What is Meatal Stenosis?

By Kristin Wellman, MSN, RN, CPNP-PC

As a nurse practitioner at Georgia Urology’s Help Awaiting Wet Kids (HAWK) Clinic, I spend my day seeing kids with voiding problems. A common concern with boys that come to our office is difficulty with urination or an abnormal urinary stream. There are several reasons this can happen, one of which is meatal stenosis, or a narrow urethral opening. My goal today is to briefly provide a definition for meatal stenosis, common causes, and treatment options available within our practice.


Meatal stenosis is a narrowing of the urethral meatus or opening at the tip of the penis in boys after circumcision.

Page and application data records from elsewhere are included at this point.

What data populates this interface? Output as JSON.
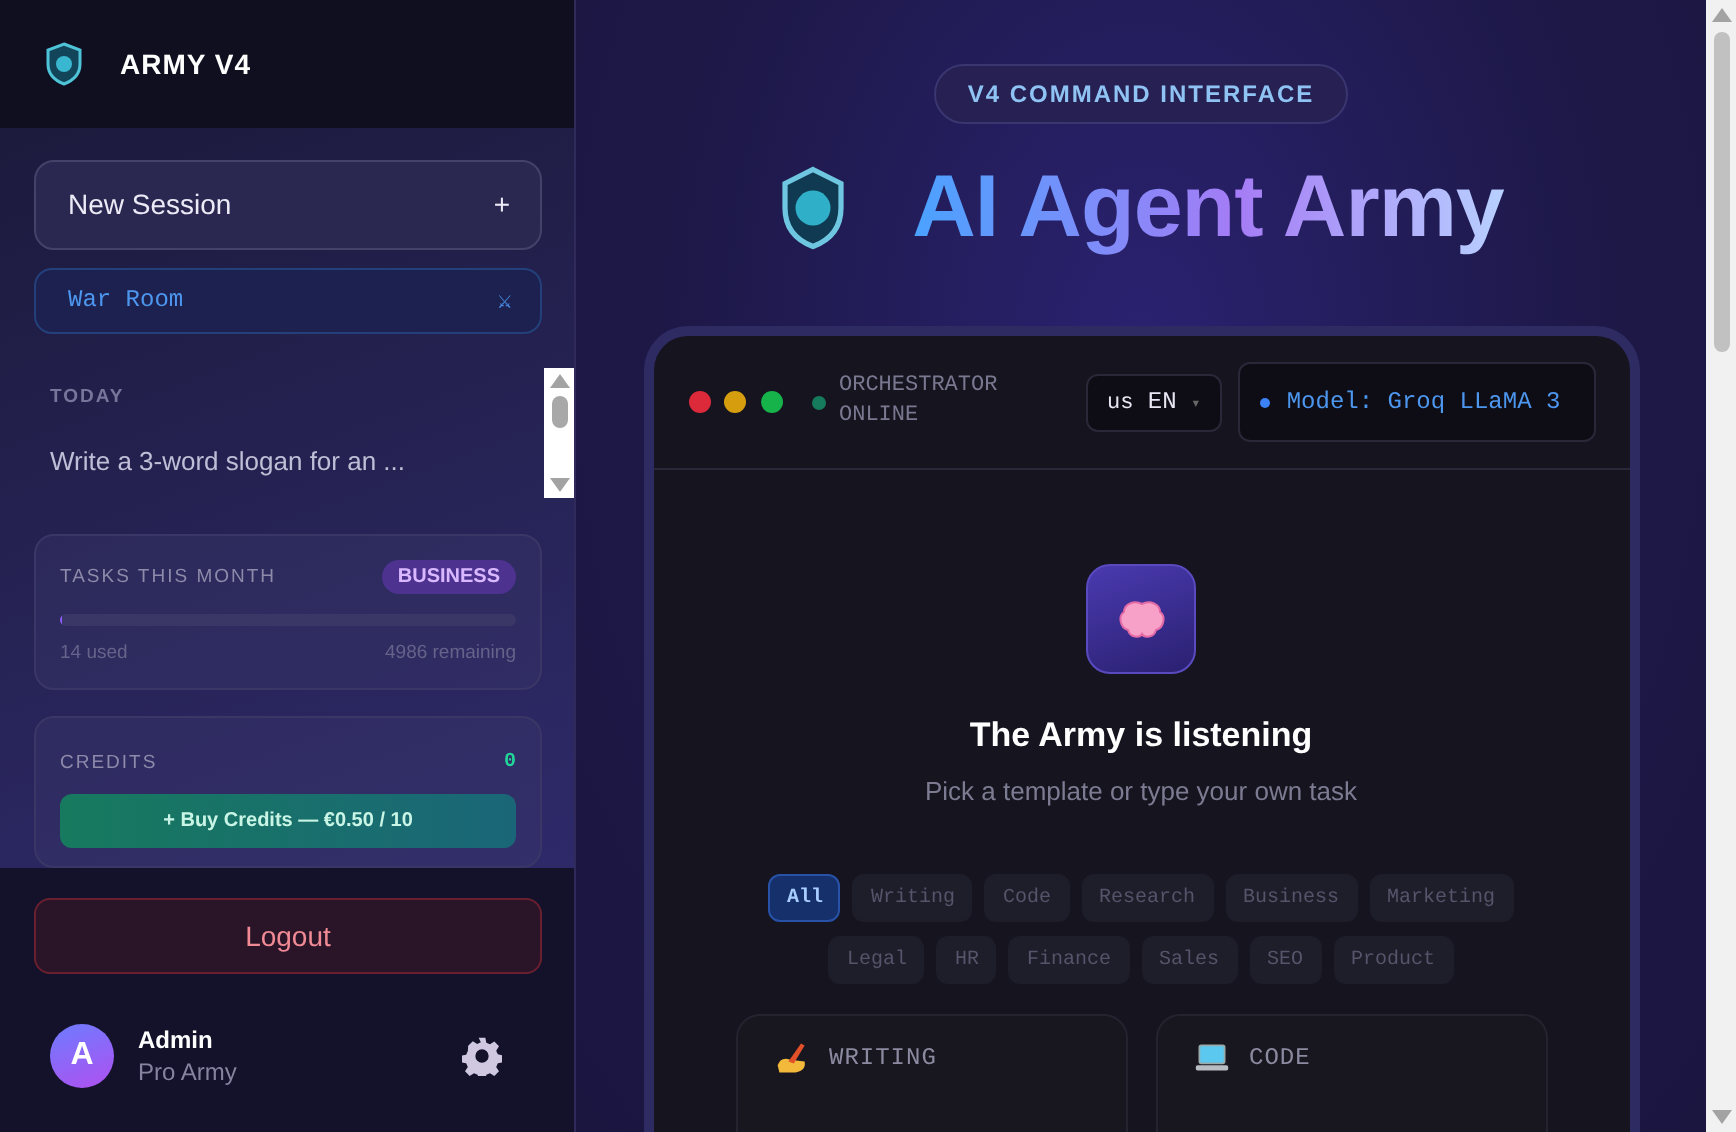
{
  "sidebar": {
    "brand": "ARMY V4",
    "new_session": {
      "label": "New Session",
      "icon": "+"
    },
    "war_room": {
      "label": "War Room",
      "icon": "⚔"
    },
    "history_group": "TODAY",
    "history": [
      {
        "title": "Write a 3-word slogan for an ..."
      }
    ],
    "tasks": {
      "label": "TASKS THIS MONTH",
      "plan": "BUSINESS",
      "level": 0.003,
      "used": "14 used",
      "remaining": "4986 remaining"
    },
    "credits": {
      "label": "CREDITS",
      "value": "0",
      "buy": "+ Buy Credits — €0.50 / 10"
    },
    "logout": "Logout",
    "user": {
      "initial": "A",
      "name": "Admin",
      "role": "Pro Army"
    }
  },
  "main": {
    "badge": "V4 COMMAND INTERFACE",
    "title": "AI Agent Army",
    "console": {
      "status": "ORCHESTRATOR ONLINE",
      "language": {
        "flag": "us",
        "code": "EN",
        "caret": "▾"
      },
      "model": "Model: Groq LLaMA 3",
      "heading": "The Army is listening",
      "subtitle": "Pick a template or type your own task",
      "categories": [
        {
          "label": "All",
          "selected": true
        },
        {
          "label": "Writing",
          "selected": false
        },
        {
          "label": "Code",
          "selected": false
        },
        {
          "label": "Research",
          "selected": false
        },
        {
          "label": "Business",
          "selected": false
        },
        {
          "label": "Marketing",
          "selected": false
        },
        {
          "label": "Legal",
          "selected": false
        },
        {
          "label": "HR",
          "selected": false
        },
        {
          "label": "Finance",
          "selected": false
        },
        {
          "label": "Sales",
          "selected": false
        },
        {
          "label": "SEO",
          "selected": false
        },
        {
          "label": "Product",
          "selected": false
        }
      ],
      "templates": [
        {
          "kind": "writing",
          "title": "WRITING"
        },
        {
          "kind": "code",
          "title": "CODE"
        }
      ]
    }
  }
}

  • Urine spraying, or deflected urinary stream.
  • Irritative voiding symptoms such as frequent urination, urgency, or burning with urination.
  • Urethral bleeding.
  • A high pressure, thin urinary stream.

Common Causes

  • Repetitive inflammation and injury to the tip of the penis, usually caused by rubbing from the diaper.


  • To diagnose meatal stenosis, one of our providers may ask to see your child’s urinary stream by watching them void.
  • Sometimes a special test called a “uroflow” will help in the diagnosis. This test looks at the urine flow rate and is done by having your child urinate into a special toilet.

Treatment Options

  • Meatal stenosis is corrected with a short surgery, called a meatoplasty.
  • This is performed in the operating room under anesthesia. The purpose is to make the urethral meatus larger, allowing urine to pass more freely.

If you are concerned your child may be experiencing these urinary symptoms, make an appointment with one of our Nurse Practitioners for further evaluation. Schedule online or call one of our office locations. Plan to have your child arrive with a full bladder as we will need to witness your child void if toilet trained.


Meatal Stenosis: Symptoms, Causes, Tests, and Treatment. (2016, August 9). Retrieved June 10, 2020. from https://my.clevelandclinic.org/health/diseases/16295-meatal-stenosis

Kelalis, P.P (1992). Clinical pediatric urology (3rd ed., Vol. 2) Philadelphia, PA: Saunders.